Monday in Makhanda

I drove up to Bedford last Tuesday, 90km north of Makhanda. The road clings to the mountainside through the Helspoort Pass and then shoots straight across the plains to Carlisle Bridge and the Great Fish River. The patchwork tarmac then climbs out the valley and traces under big skies to Bedford nestled at the foot of the Winterberg.

The grasslands glisten and “propvol” little dams sparkle along the drainage lines. Cattle, sheep and carefree springbokkies smile benignly at passing travellers.

I met with friends in Bedford. We’re working on an interesting opportunity. More of that another time. For the moment, make a note to visit Bedford. It will fill your lungs with fresh air and lift your soul.

On the return trip to Makhanda I considered the life-giving power of rain. Even the power to lift the chins and spirits of “townies”. The power to restore an upper lip.

Good for people and particularly our social entrepreneurship business which can be tough in this money-money world. A desperately unequal world, captured by money.

I cut through the field of a thousand ancient termite mounds and considered the giant wind-turbines on the hills to the west of Bedford. A friend called as I was contemplating the role of money in a world where even the monied worry they have too little.

Her question. “How can I help with the work you guys are doing in Grahamstown?” I resisted the temptation to blurt out, “Send a big fat Cheque!”

Instead my answer was boxed as a package of time and energy invested in well-governed projects that change people’s lives. For us it’s education, skills training, and the tourism opportunity but each to their own heart. At a practical and thought-light level, give to others material things that you don’t need yourself. Could change their lives, will definitely improve yours.

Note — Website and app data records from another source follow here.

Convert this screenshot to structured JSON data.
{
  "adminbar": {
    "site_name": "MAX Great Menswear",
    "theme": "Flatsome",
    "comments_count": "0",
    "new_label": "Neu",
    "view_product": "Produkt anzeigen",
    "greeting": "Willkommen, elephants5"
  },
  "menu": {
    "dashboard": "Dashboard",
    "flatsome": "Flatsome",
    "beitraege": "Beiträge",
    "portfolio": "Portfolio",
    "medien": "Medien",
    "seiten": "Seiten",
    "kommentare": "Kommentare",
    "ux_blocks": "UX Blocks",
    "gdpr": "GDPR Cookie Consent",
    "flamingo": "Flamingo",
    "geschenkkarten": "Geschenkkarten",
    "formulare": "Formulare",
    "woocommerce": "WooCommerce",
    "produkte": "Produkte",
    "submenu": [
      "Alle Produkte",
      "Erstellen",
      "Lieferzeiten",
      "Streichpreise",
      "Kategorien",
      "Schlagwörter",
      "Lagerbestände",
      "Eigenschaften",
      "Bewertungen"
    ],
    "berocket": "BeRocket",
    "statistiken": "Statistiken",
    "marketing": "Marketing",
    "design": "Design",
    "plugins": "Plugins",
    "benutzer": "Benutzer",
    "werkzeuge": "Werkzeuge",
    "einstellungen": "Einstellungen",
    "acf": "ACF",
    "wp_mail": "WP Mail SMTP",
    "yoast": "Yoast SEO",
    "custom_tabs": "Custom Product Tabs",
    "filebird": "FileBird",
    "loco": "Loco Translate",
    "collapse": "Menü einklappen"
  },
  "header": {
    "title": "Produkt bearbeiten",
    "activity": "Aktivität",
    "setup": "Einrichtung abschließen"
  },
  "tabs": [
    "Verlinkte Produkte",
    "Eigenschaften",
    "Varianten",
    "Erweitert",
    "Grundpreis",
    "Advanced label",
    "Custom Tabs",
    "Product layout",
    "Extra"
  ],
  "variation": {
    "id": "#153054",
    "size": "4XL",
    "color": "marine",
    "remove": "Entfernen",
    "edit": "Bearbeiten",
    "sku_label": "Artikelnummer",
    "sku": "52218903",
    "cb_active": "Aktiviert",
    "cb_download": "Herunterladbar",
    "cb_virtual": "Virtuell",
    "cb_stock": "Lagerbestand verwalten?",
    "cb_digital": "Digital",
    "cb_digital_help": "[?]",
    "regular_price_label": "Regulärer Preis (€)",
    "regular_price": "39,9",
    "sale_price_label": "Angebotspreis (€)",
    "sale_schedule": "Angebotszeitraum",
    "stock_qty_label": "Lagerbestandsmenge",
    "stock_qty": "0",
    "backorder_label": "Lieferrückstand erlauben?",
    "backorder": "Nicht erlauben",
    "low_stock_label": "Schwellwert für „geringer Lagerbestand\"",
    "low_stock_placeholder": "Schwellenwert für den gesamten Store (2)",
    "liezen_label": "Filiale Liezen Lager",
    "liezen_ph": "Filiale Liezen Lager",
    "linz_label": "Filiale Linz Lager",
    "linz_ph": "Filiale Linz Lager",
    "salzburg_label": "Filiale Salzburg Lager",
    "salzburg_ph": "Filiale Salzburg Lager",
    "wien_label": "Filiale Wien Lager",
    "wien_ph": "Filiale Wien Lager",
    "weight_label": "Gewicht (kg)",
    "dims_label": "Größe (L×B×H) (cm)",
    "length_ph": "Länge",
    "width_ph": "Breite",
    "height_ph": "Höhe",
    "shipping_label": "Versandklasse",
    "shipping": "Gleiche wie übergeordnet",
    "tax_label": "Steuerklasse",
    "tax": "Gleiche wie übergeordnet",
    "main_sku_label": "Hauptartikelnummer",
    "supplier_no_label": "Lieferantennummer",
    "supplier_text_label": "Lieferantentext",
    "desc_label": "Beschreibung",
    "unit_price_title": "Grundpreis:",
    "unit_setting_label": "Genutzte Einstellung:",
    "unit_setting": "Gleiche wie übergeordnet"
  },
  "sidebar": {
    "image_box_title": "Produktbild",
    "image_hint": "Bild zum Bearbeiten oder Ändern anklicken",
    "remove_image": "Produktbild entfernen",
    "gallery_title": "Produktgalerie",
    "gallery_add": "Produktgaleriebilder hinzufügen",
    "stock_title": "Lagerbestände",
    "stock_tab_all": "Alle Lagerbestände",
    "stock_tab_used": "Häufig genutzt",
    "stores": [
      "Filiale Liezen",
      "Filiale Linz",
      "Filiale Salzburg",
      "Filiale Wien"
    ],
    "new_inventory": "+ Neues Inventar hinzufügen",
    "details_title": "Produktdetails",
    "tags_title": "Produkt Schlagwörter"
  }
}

It’s the last point I’ll close out on. The Khanya Trade Skills Project was the grateful beneficiary of woodworking tools and equipment from the late Bill Mills. Thank you to Mr Mills’ daughter, Penny, for thinking of us. The tools are being used in the training workshop. I’m sure Mr Mills – an admired local and giving Rotarian – would be well-pleased.

The chaps could now do with a load of timber to practice and perfect their carpentry skills. A little wood for their own projects. If you have a couple of planks (old tables, chairs etc too) gathering dust in the shed we would be most thankful to dash over and collect them from you.

Happy Monday to you all. May the rains soak deep, continue to uplift spirits, and provide their life-giving powers to the beautiful Eastern Cape.


Before moving back to Grahamstown in Oct 2017, Graeme was a bank executive based in the big smoke and craziness of Joburg. He has 20 years’ experience in the Payments Industry. He is a Chartered Accountant, has a Masters in Management by Research (MMR) from Wits Business School, and attended an Advanced Management Programme (AMP) offered by INSEAD (The Business School for the World!) in France.  

Graeme is the founder of The Grahamstown Project. It’s simple. He says, “Grahamstown is a microcosm of South Africa. If we can’t get this place to function properly then the whole country is stuffed. Many of the troubles we experience as a country today have their roots here in Grahamstown. it is here where black and white people first engaged in conflict on the African continent. It is here where 9 wars of dispossession over 100 years took place and virtually destroyed the amaXhosa nation. But we are where we are. I don’t have a British passport and the boat-trip back to where my ancestors came from is exorbitantly expensive. Furthermore, this is my home. I am a son of Africa. We must work together to redress the injustices of the past and move as one into a brighter future.”

Graeme is an avid historian, writer, vlogger and public speaker. Like and follow the Facebook page. Join him on a tour. Contact him. He would love that.